Indigo Secrets

Natural Indigo: 17 things that will blow your mind about natural indigo

Indigo is one of the oldest dyes humans have been using. Today, however, we almost exclusively use the artificial replication of indigo. If you own a pair of blue jeans, you know what indigo blue looks like. The chemical coloration and stone-wash method of jeans mimics what aged natural indigo looks like. Not only does it feel very different, it also behaves differently. For example, chemical indigo weakens the yarn while natural indigo makes it longer-lasting. And there are many good reasons to turn the clocks back and revert to using natural indigo. Natural indigo has many additional properties that make it a superb colorant for wearing against your skin. Here are some of the most surprising facts about this miraculous plant.

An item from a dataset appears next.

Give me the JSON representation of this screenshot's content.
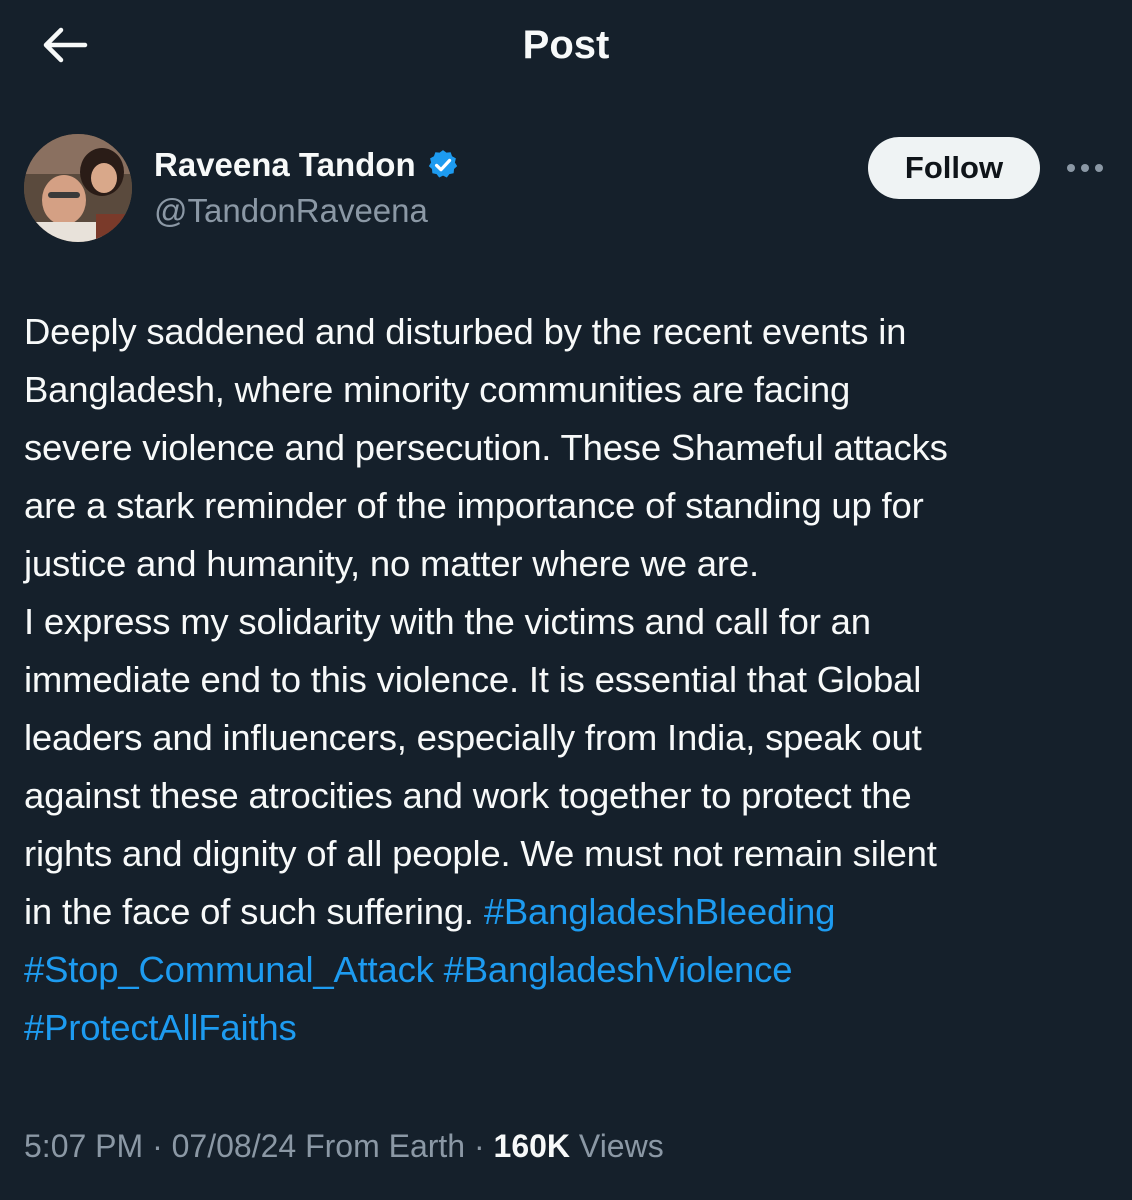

1. Chinese medicine:  Indigo has been used in Chinese herbal medicine for centuries to treat ailments such as high fever, chronic myelogenous conditions, child epilepsy, nose bleeds, sore throat, gum inflammation, tonsillitis, insect or snake bites, and psoriasis, to name but a few.

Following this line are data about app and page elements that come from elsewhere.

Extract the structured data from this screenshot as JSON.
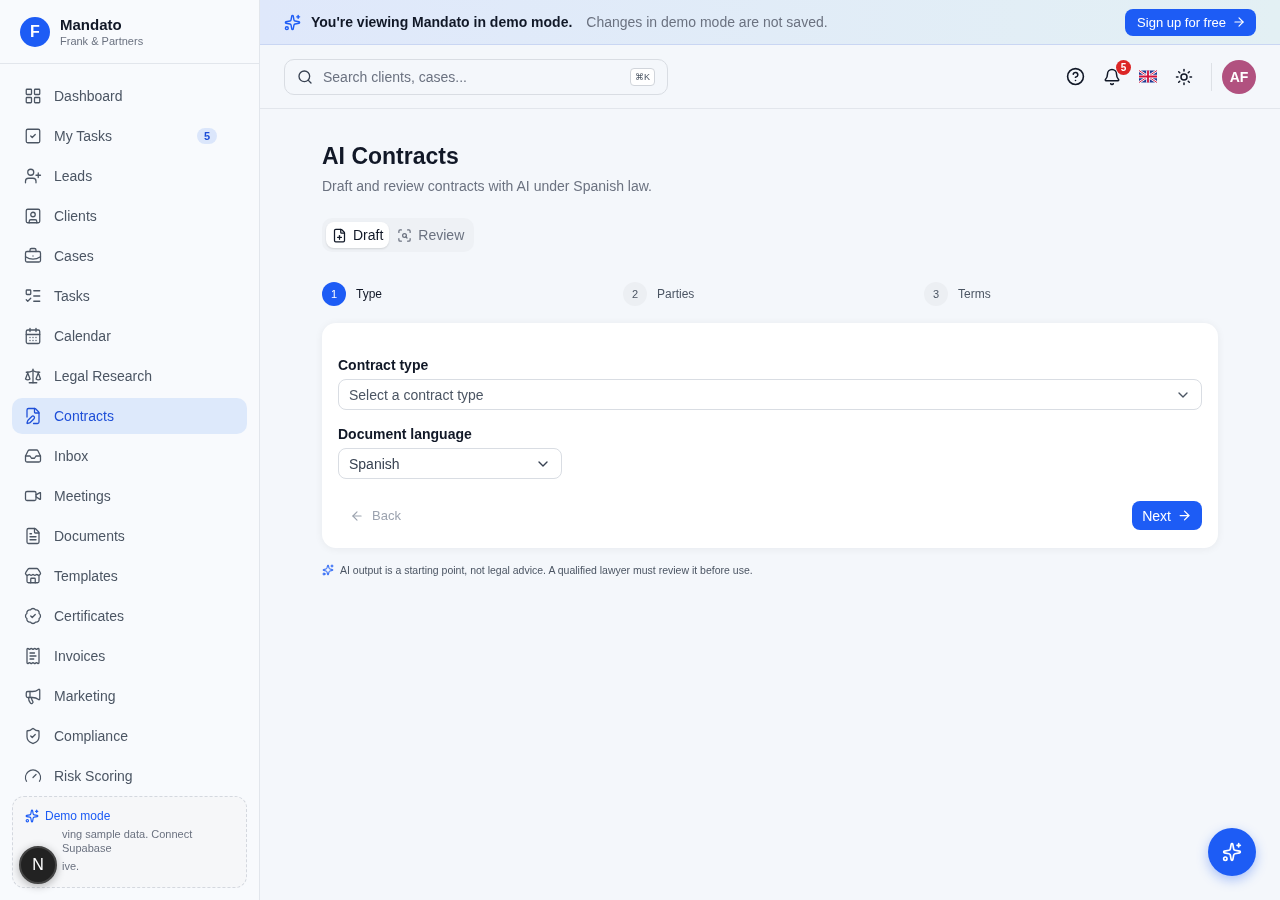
{
  "brand": {
    "initial": "F",
    "name": "Mandato",
    "org": "Frank & Partners"
  },
  "sidebar": {
    "items": [
      {
        "label": "Dashboard",
        "selected": false
      },
      {
        "label": "My Tasks",
        "selected": false,
        "badge": "5"
      },
      {
        "label": "Leads",
        "selected": false
      },
      {
        "label": "Clients",
        "selected": false
      },
      {
        "label": "Cases",
        "selected": false
      },
      {
        "label": "Tasks",
        "selected": false
      },
      {
        "label": "Calendar",
        "selected": false
      },
      {
        "label": "Legal Research",
        "selected": false
      },
      {
        "label": "Contracts",
        "selected": true
      },
      {
        "label": "Inbox",
        "selected": false
      },
      {
        "label": "Meetings",
        "selected": false
      },
      {
        "label": "Documents",
        "selected": false
      },
      {
        "label": "Templates",
        "selected": false
      },
      {
        "label": "Certificates",
        "selected": false
      },
      {
        "label": "Invoices",
        "selected": false
      },
      {
        "label": "Marketing",
        "selected": false
      },
      {
        "label": "Compliance",
        "selected": false
      },
      {
        "label": "Risk Scoring",
        "selected": false
      }
    ]
  },
  "demo_card": {
    "title": "Demo mode",
    "lines": [
      "ving sample data. Connect Supabase",
      "ive."
    ]
  },
  "dev_button": {
    "label": "N"
  },
  "banner": {
    "title": "You're viewing Mandato in demo mode.",
    "text": "Changes in demo mode are not saved.",
    "button": "Sign up for free"
  },
  "search": {
    "placeholder": "Search clients, cases...",
    "shortcut": "⌘K"
  },
  "notifications": {
    "count": "5"
  },
  "avatar": {
    "initials": "AF"
  },
  "page": {
    "title": "AI Contracts",
    "subtitle": "Draft and review contracts with AI under Spanish law."
  },
  "mode_tabs": [
    {
      "label": "Draft",
      "selected": true
    },
    {
      "label": "Review",
      "selected": false
    }
  ],
  "steps": [
    {
      "number": "1",
      "label": "Type",
      "selected": true
    },
    {
      "number": "2",
      "label": "Parties",
      "selected": false
    },
    {
      "number": "3",
      "label": "Terms",
      "selected": false
    }
  ],
  "form": {
    "contract_type": {
      "label": "Contract type",
      "placeholder": "Select a contract type"
    },
    "language": {
      "label": "Document language",
      "value": "Spanish"
    },
    "back": "Back",
    "next": "Next"
  },
  "disclaimer": "AI output is a starting point, not legal advice. A qualified lawyer must review it before use."
}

2. Japanese samurai: Japanese samurai dyed their clothes with indigo and wore them under their armor to help heal wounds faster.

3. Active components: The active components in indigo, tyrptanthrin and isatin, have anti-inflammatory, antibacterial, and antifungal effects on the skin.

4. Price: Indigo prices range near $20/kg ($44/lb), making it one of the most expensive dyes in the world.

5. Indigo and Egypt: Egyptian artifacts suggest that indigo was employed as early as 1600 B.C. and it has also been found in India, Indonesia and China.

6. Eco-friendly: In the dyeing process, cotton and linen threads are usually soaked and dried 15-20 times, making it one of the most eco-friendly dyeing alternatives on the planet. By comparison, chemical dyes require 80-100 soaks, using much more water in the process.

7. Ways it's sold: Indigo is most commonly sold as either a 100% powder or a 20% solution.

8. The dye comes from leaves: The raw materials used in the natural production of indigo are leaves, not flowers as many believe. The leaves are dried and then ground into powder.

9. Treatment for psoriasis: In a 2012 study, patients with severe plaque psoriasis (where inflamed patches of skin are covered with white, painful scaling) were given indigo ointments and showed significant improvement in only eight weeks.

10. Cure for dermatitis: The Journal of the American Medical Association published research from scientists whose studies found up to an 81% improvement in severe dermatitis when the skin was treated with natural indigo.

11. Durability: Indigo in the form of dye makes cotton 20 times more durable.

12. Okinawa blue: The indigo plants native to Okinawa are unique from other varieties of indigo as they yield a gentler, softer blue.

13. Indigo in The Lord of the Rings: The magical herb in The Lord of the Rings, Athelas, which Aragorn uses to aliviate Frodo's pain, was largely based on the indigofera plant.

14. The Arabs have used it: Indigo has been used in the Arab peninsula as an analgesic for toothache and as an anti-inflammatory for insect stings, snake bites and swellings.

15. 750 species: There are over 750 species of the Indigofera plant, making it one of the most versatile and widely available plants in the world.

16. Indigo = Indian dye: The word "indigo" comes from Greek indikos, meaning "Indian (dye)."

17. 17,000 tons produced per year: The current production levels of indigo are reported to be around 17,000 tons per year.